▶ _Entries from a dataset of interfaces_
"""

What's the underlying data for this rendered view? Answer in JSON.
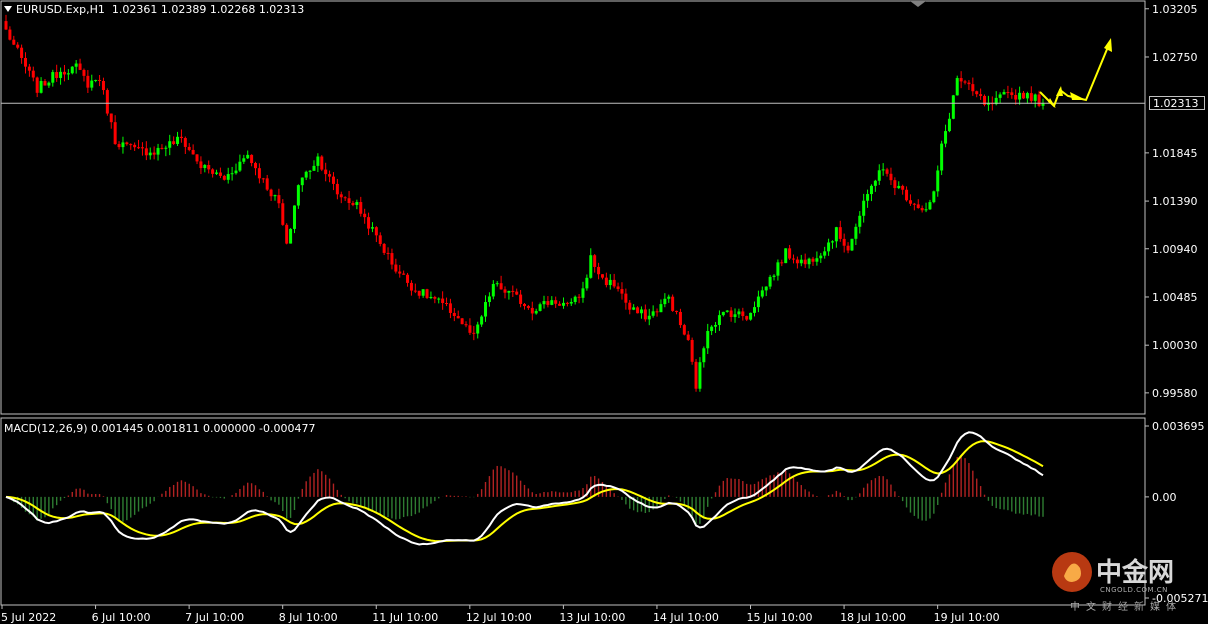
{
  "header": {
    "symbol": "EURUSD.Exp,H1",
    "ohlc": "1.02361 1.02389 1.02268 1.02313"
  },
  "macd_label": "MACD(12,26,9) 0.001445 0.001811 0.000000 -0.000477",
  "current_price_tag": "1.02313",
  "watermark": {
    "brand": "中金网",
    "domain": "CNGOLD.COM.CN",
    "tagline": "中文财经新媒体"
  },
  "colors": {
    "background": "#000000",
    "bull": "#00ff00",
    "bear": "#ff0000",
    "macd_line": "#ffffff",
    "signal_line": "#ffff00",
    "hist_pos": "#b22222",
    "hist_neg": "#2e7d32",
    "arrow": "#ffff00"
  },
  "chart_data": [
    {
      "type": "candlestick",
      "price_axis": {
        "min": 0.9939,
        "max": 1.0325,
        "ticks": [
          "1.03205",
          "1.02750",
          "1.02313",
          "1.01845",
          "1.01390",
          "1.00940",
          "1.00485",
          "1.00030",
          "0.99580"
        ]
      },
      "current_price": 1.02313,
      "x_ticks": [
        "5 Jul 2022",
        "6 Jul 10:00",
        "7 Jul 10:00",
        "8 Jul 10:00",
        "11 Jul 10:00",
        "12 Jul 10:00",
        "13 Jul 10:00",
        "14 Jul 10:00",
        "15 Jul 10:00",
        "18 Jul 10:00",
        "19 Jul 10:00"
      ],
      "close_path": [
        [
          0,
          1.03
        ],
        [
          8,
          1.0245
        ],
        [
          14,
          1.0262
        ],
        [
          18,
          1.0265
        ],
        [
          21,
          1.025
        ],
        [
          24,
          1.0255
        ],
        [
          28,
          1.0196
        ],
        [
          33,
          1.0187
        ],
        [
          38,
          1.0186
        ],
        [
          45,
          1.0198
        ],
        [
          50,
          1.0172
        ],
        [
          56,
          1.016
        ],
        [
          62,
          1.0183
        ],
        [
          66,
          1.0158
        ],
        [
          70,
          1.0136
        ],
        [
          72,
          1.0095
        ],
        [
          75,
          1.0155
        ],
        [
          80,
          1.018
        ],
        [
          85,
          1.0146
        ],
        [
          90,
          1.0135
        ],
        [
          95,
          1.0105
        ],
        [
          100,
          1.0075
        ],
        [
          105,
          1.0055
        ],
        [
          110,
          1.0046
        ],
        [
          115,
          1.0033
        ],
        [
          120,
          1.001
        ],
        [
          125,
          1.006
        ],
        [
          130,
          1.005
        ],
        [
          135,
          1.0037
        ],
        [
          140,
          1.0045
        ],
        [
          145,
          1.004
        ],
        [
          148,
          1.0055
        ],
        [
          150,
          1.0085
        ],
        [
          153,
          1.0065
        ],
        [
          157,
          1.0058
        ],
        [
          160,
          1.0036
        ],
        [
          165,
          1.003
        ],
        [
          170,
          1.0048
        ],
        [
          175,
          1.0005
        ],
        [
          177,
          0.9965
        ],
        [
          180,
          1.002
        ],
        [
          185,
          1.0035
        ],
        [
          190,
          1.003
        ],
        [
          195,
          1.006
        ],
        [
          200,
          1.009
        ],
        [
          205,
          1.008
        ],
        [
          210,
          1.0095
        ],
        [
          213,
          1.011
        ],
        [
          216,
          1.0095
        ],
        [
          220,
          1.0135
        ],
        [
          224,
          1.017
        ],
        [
          228,
          1.0155
        ],
        [
          232,
          1.014
        ],
        [
          236,
          1.013
        ],
        [
          238,
          1.0145
        ],
        [
          240,
          1.019
        ],
        [
          242,
          1.022
        ],
        [
          244,
          1.0255
        ],
        [
          247,
          1.0245
        ],
        [
          252,
          1.0228
        ],
        [
          256,
          1.0238
        ],
        [
          262,
          1.024
        ],
        [
          266,
          1.0231
        ]
      ]
    },
    {
      "type": "macd",
      "params": [
        12,
        26,
        9
      ],
      "values": {
        "macd": 0.001445,
        "signal": 0.001811,
        "extra": 0.0,
        "histogram": -0.000477
      },
      "y_axis": {
        "min": -0.005271,
        "max": 0.003695,
        "ticks": [
          "0.003695",
          "0.00",
          "-0.005271"
        ]
      }
    }
  ]
}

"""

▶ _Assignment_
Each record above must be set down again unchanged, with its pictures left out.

▶ _Answer section_
What's the underlying data for this rendered view? Answer in JSON.
{
  "header": {
    "symbol": "EURUSD.Exp,H1",
    "ohlc": "1.02361 1.02389 1.02268 1.02313"
  },
  "macd_label": "MACD(12,26,9) 0.001445 0.001811 0.000000 -0.000477",
  "current_price_tag": "1.02313",
  "watermark": {
    "brand": "中金网",
    "domain": "CNGOLD.COM.CN",
    "tagline": "中文财经新媒体"
  },
  "colors": {
    "background": "#000000",
    "bull": "#00ff00",
    "bear": "#ff0000",
    "macd_line": "#ffffff",
    "signal_line": "#ffff00",
    "hist_pos": "#b22222",
    "hist_neg": "#2e7d32",
    "arrow": "#ffff00"
  },
  "chart_data": [
    {
      "type": "candlestick",
      "price_axis": {
        "min": 0.9939,
        "max": 1.0325,
        "ticks": [
          "1.03205",
          "1.02750",
          "1.02313",
          "1.01845",
          "1.01390",
          "1.00940",
          "1.00485",
          "1.00030",
          "0.99580"
        ]
      },
      "current_price": 1.02313,
      "x_ticks": [
        "5 Jul 2022",
        "6 Jul 10:00",
        "7 Jul 10:00",
        "8 Jul 10:00",
        "11 Jul 10:00",
        "12 Jul 10:00",
        "13 Jul 10:00",
        "14 Jul 10:00",
        "15 Jul 10:00",
        "18 Jul 10:00",
        "19 Jul 10:00"
      ],
      "close_path": [
        [
          0,
          1.03
        ],
        [
          8,
          1.0245
        ],
        [
          14,
          1.0262
        ],
        [
          18,
          1.0265
        ],
        [
          21,
          1.025
        ],
        [
          24,
          1.0255
        ],
        [
          28,
          1.0196
        ],
        [
          33,
          1.0187
        ],
        [
          38,
          1.0186
        ],
        [
          45,
          1.0198
        ],
        [
          50,
          1.0172
        ],
        [
          56,
          1.016
        ],
        [
          62,
          1.0183
        ],
        [
          66,
          1.0158
        ],
        [
          70,
          1.0136
        ],
        [
          72,
          1.0095
        ],
        [
          75,
          1.0155
        ],
        [
          80,
          1.018
        ],
        [
          85,
          1.0146
        ],
        [
          90,
          1.0135
        ],
        [
          95,
          1.0105
        ],
        [
          100,
          1.0075
        ],
        [
          105,
          1.0055
        ],
        [
          110,
          1.0046
        ],
        [
          115,
          1.0033
        ],
        [
          120,
          1.001
        ],
        [
          125,
          1.006
        ],
        [
          130,
          1.005
        ],
        [
          135,
          1.0037
        ],
        [
          140,
          1.0045
        ],
        [
          145,
          1.004
        ],
        [
          148,
          1.0055
        ],
        [
          150,
          1.0085
        ],
        [
          153,
          1.0065
        ],
        [
          157,
          1.0058
        ],
        [
          160,
          1.0036
        ],
        [
          165,
          1.003
        ],
        [
          170,
          1.0048
        ],
        [
          175,
          1.0005
        ],
        [
          177,
          0.9965
        ],
        [
          180,
          1.002
        ],
        [
          185,
          1.0035
        ],
        [
          190,
          1.003
        ],
        [
          195,
          1.006
        ],
        [
          200,
          1.009
        ],
        [
          205,
          1.008
        ],
        [
          210,
          1.0095
        ],
        [
          213,
          1.011
        ],
        [
          216,
          1.0095
        ],
        [
          220,
          1.0135
        ],
        [
          224,
          1.017
        ],
        [
          228,
          1.0155
        ],
        [
          232,
          1.014
        ],
        [
          236,
          1.013
        ],
        [
          238,
          1.0145
        ],
        [
          240,
          1.019
        ],
        [
          242,
          1.022
        ],
        [
          244,
          1.0255
        ],
        [
          247,
          1.0245
        ],
        [
          252,
          1.0228
        ],
        [
          256,
          1.0238
        ],
        [
          262,
          1.024
        ],
        [
          266,
          1.0231
        ]
      ]
    },
    {
      "type": "macd",
      "params": [
        12,
        26,
        9
      ],
      "values": {
        "macd": 0.001445,
        "signal": 0.001811,
        "extra": 0.0,
        "histogram": -0.000477
      },
      "y_axis": {
        "min": -0.005271,
        "max": 0.003695,
        "ticks": [
          "0.003695",
          "0.00",
          "-0.005271"
        ]
      }
    }
  ]
}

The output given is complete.